“We did not expect that the entire Republican Party would evolve into an anti-democratic force, and that’s where they are today,” he said. “The entire Republican leadership, with a small handful of exceptions, is now no longer willing to accept electoral defeat.”
Ziblatt brought up historical examples of European democracies that descended into authoritarianism in the last century, noting that anti-democratic forces attacked elections as illegitimate before seizing power. He said that “how mainstream politicians and establishment figures respond to events like this determine our fate.”
“That’s terrifying, that a lot of it depends, at a juncture like this, on what our political leaders choose to do,” Cooper responded. “That’s… that’s pretty stunning.”
Levitsky said that he and Ziblatt were accused of being “alarmist” when their book first came out in 2018.
“After January 6th, after Donald Trump spent two months incessantly trying to illegally overturn the election, it’s really difficult to deny that we’re in a dangerous place,” he said.

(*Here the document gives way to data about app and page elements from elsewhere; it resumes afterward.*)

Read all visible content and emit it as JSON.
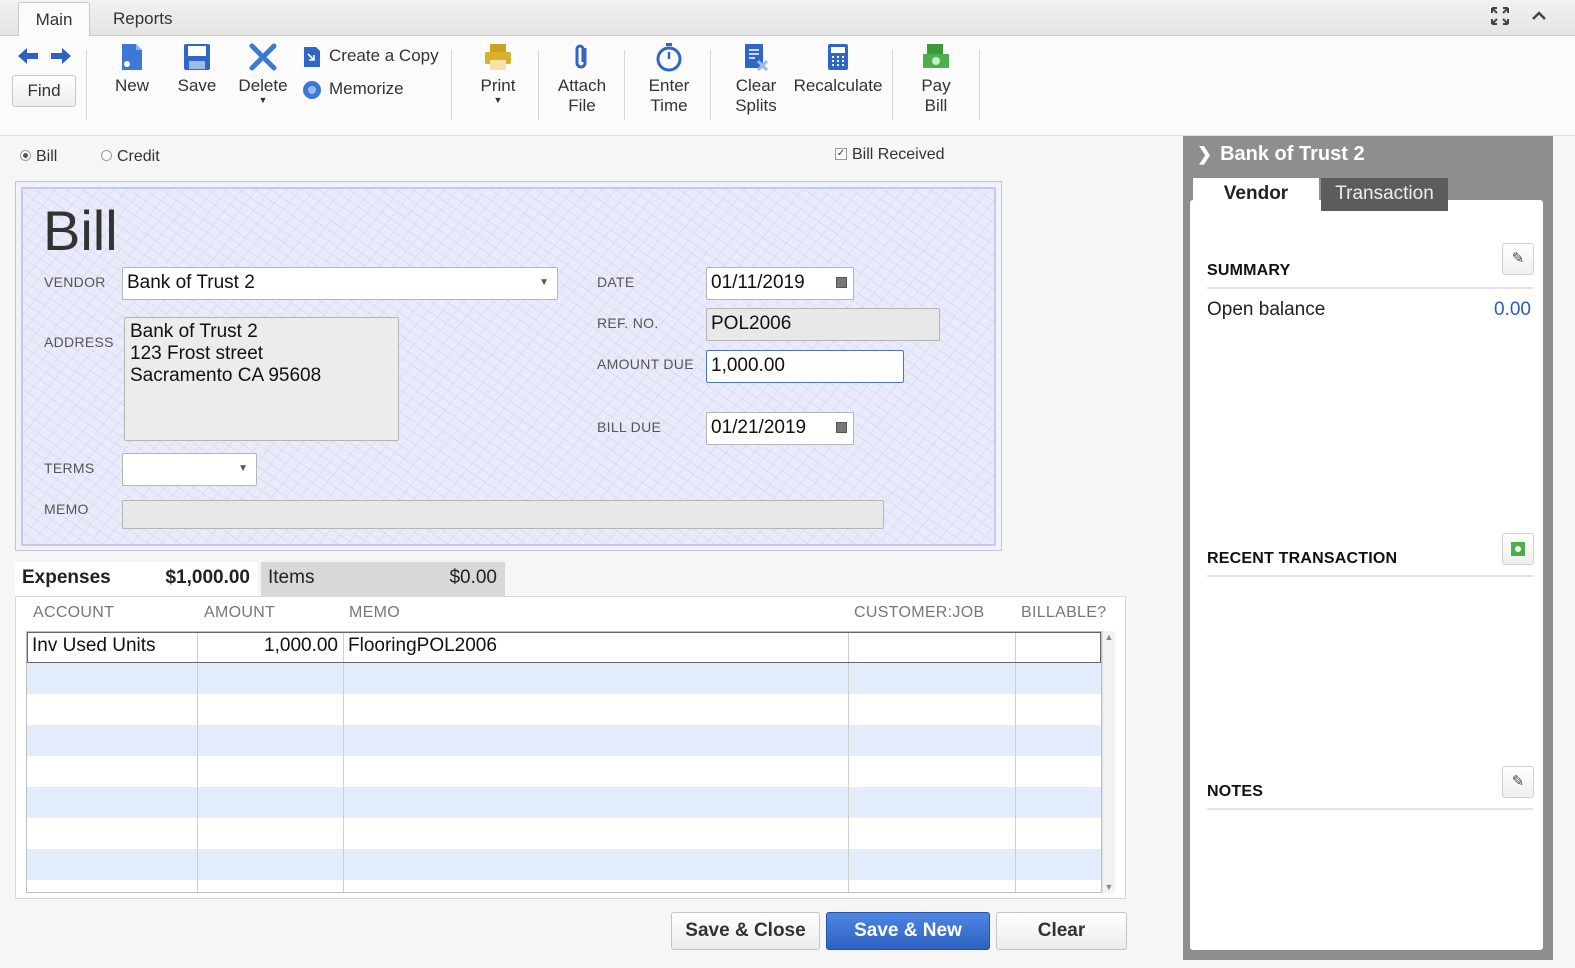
{
  "tabs": {
    "main": "Main",
    "reports": "Reports"
  },
  "toolbar": {
    "find": "Find",
    "new": "New",
    "save": "Save",
    "delete": "Delete",
    "create_copy": "Create a Copy",
    "memorize": "Memorize",
    "print": "Print",
    "attach_file": "Attach\nFile",
    "enter_time": "Enter\nTime",
    "clear_splits": "Clear\nSplits",
    "recalculate": "Recalculate",
    "pay_bill": "Pay\nBill"
  },
  "mode": {
    "bill": "Bill",
    "credit": "Credit",
    "selected": "Bill",
    "bill_received_label": "Bill Received",
    "bill_received": true
  },
  "form": {
    "title": "Bill",
    "vendor_label": "VENDOR",
    "vendor": "Bank of Trust 2",
    "address_label": "ADDRESS",
    "address_lines": [
      "Bank of Trust 2",
      "123 Frost street",
      "Sacramento CA  95608"
    ],
    "terms_label": "TERMS",
    "terms": "",
    "memo_label": "MEMO",
    "memo": "",
    "date_label": "DATE",
    "date": "01/11/2019",
    "ref_label": "REF. NO.",
    "ref": "POL2006",
    "amount_label": "AMOUNT DUE",
    "amount": "1,000.00",
    "due_label": "BILL DUE",
    "due": "01/21/2019"
  },
  "detail_tabs": {
    "expenses_label": "Expenses",
    "expenses_total": "$1,000.00",
    "items_label": "Items",
    "items_total": "$0.00"
  },
  "grid": {
    "columns": [
      "ACCOUNT",
      "AMOUNT",
      "MEMO",
      "CUSTOMER:JOB",
      "BILLABLE?"
    ],
    "rows": [
      {
        "account": "Inv Used Units",
        "amount": "1,000.00",
        "memo": "FlooringPOL2006",
        "customer_job": "",
        "billable": ""
      }
    ]
  },
  "buttons": {
    "save_close": "Save & Close",
    "save_new": "Save & New",
    "clear": "Clear"
  },
  "panel": {
    "title": "Bank of Trust 2",
    "tab_vendor": "Vendor",
    "tab_transaction": "Transaction",
    "summary": "SUMMARY",
    "open_balance_label": "Open balance",
    "open_balance": "0.00",
    "recent": "RECENT TRANSACTION",
    "notes": "NOTES"
  },
  "colors": {
    "primary_button": "#2d62c4",
    "link_value": "#2a5dbf",
    "paper": "#e9ebfa",
    "row_alt": "#e2ecfa"
  }
}
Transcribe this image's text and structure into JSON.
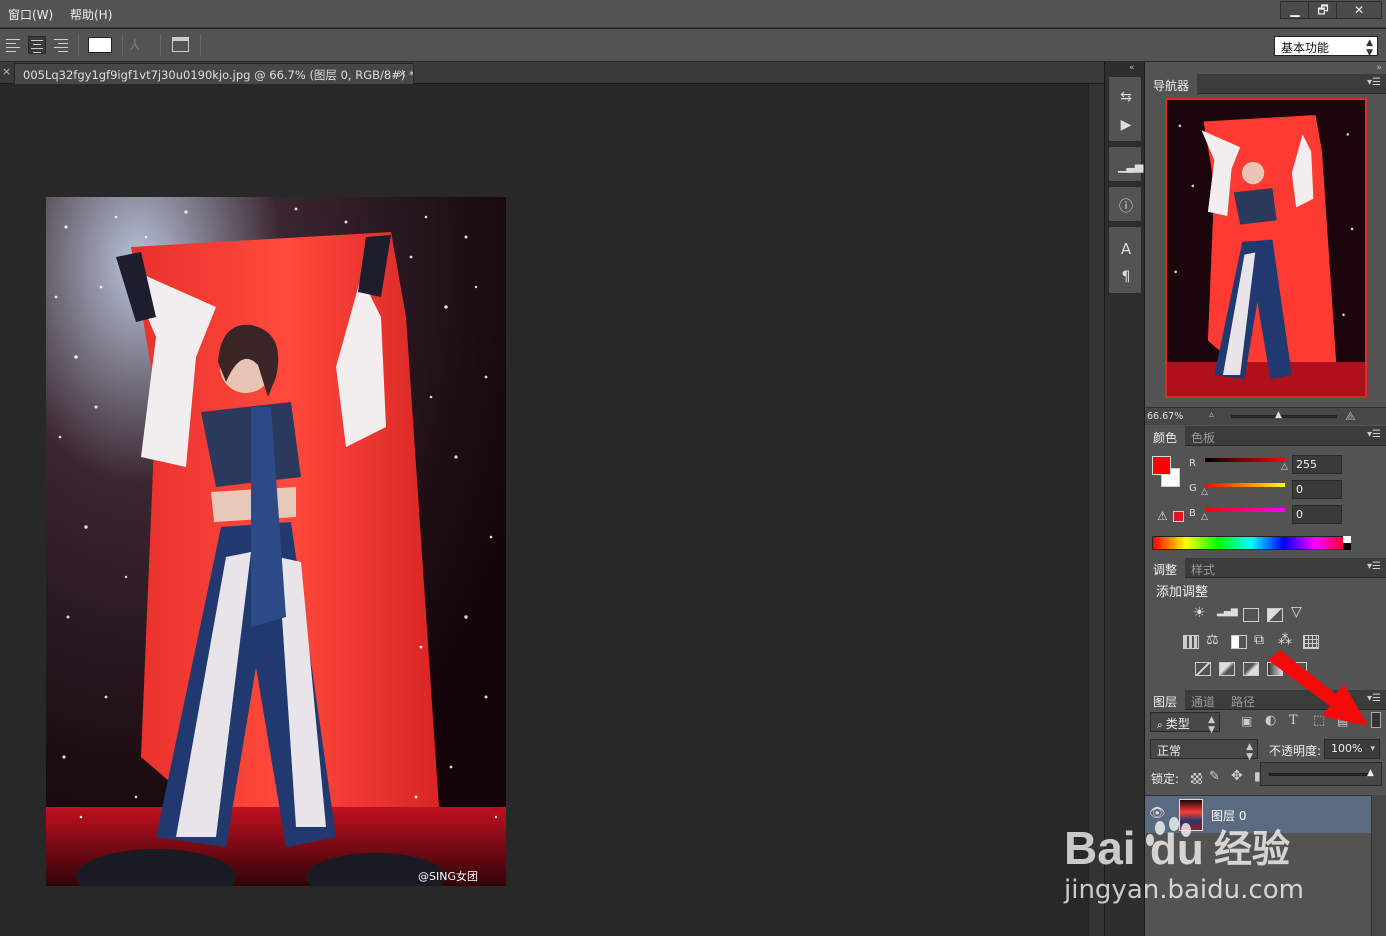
{
  "menubar": {
    "items": [
      "窗口(W)",
      "帮助(H)"
    ],
    "window_buttons": [
      "▁",
      "🗗",
      "✕"
    ]
  },
  "options": {
    "workspace": "基本功能"
  },
  "document": {
    "tab_title": "005Lq32fgy1gf9igf1vt7j30u0190kjo.jpg @ 66.7% (图层 0, RGB/8#) *",
    "close": "×",
    "watermark_credit": "@SING女团"
  },
  "navigator": {
    "tab": "导航器",
    "zoom": "66.67%"
  },
  "color": {
    "tabs": [
      "颜色",
      "色板"
    ],
    "foreground": "#ff0000",
    "background": "#ffffff",
    "r_label": "R",
    "g_label": "G",
    "b_label": "B",
    "r": "255",
    "g": "0",
    "b": "0",
    "r_level": 1.0,
    "g_level": 0.0,
    "b_level": 0.0
  },
  "adjustments": {
    "tabs": [
      "调整",
      "样式"
    ],
    "heading": "添加调整"
  },
  "layers": {
    "tabs": [
      "图层",
      "通道",
      "路径"
    ],
    "filter_kind": "类型",
    "blend_mode": "正常",
    "opacity_label": "不透明度:",
    "opacity": "100%",
    "lock_label": "锁定:",
    "layer_name": "图层 0"
  },
  "watermark": {
    "brand": "Bai",
    "brand_suffix": "du",
    "product": "经验",
    "url": "jingyan.baidu.com"
  },
  "colors": {
    "accent_red": "#e00000",
    "panel_bg": "#535353",
    "selected_layer": "#5a6b80"
  }
}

Levitsky predicted that if democracy dies in the U.S., it won’t be the result of a violent confrontation but something like a state legislature throwing out the votes from a county where Democratic voters are concentrated or choosing alternate electors for the electoral college that don’t reflect the voters’ will, nullifying the democratic process.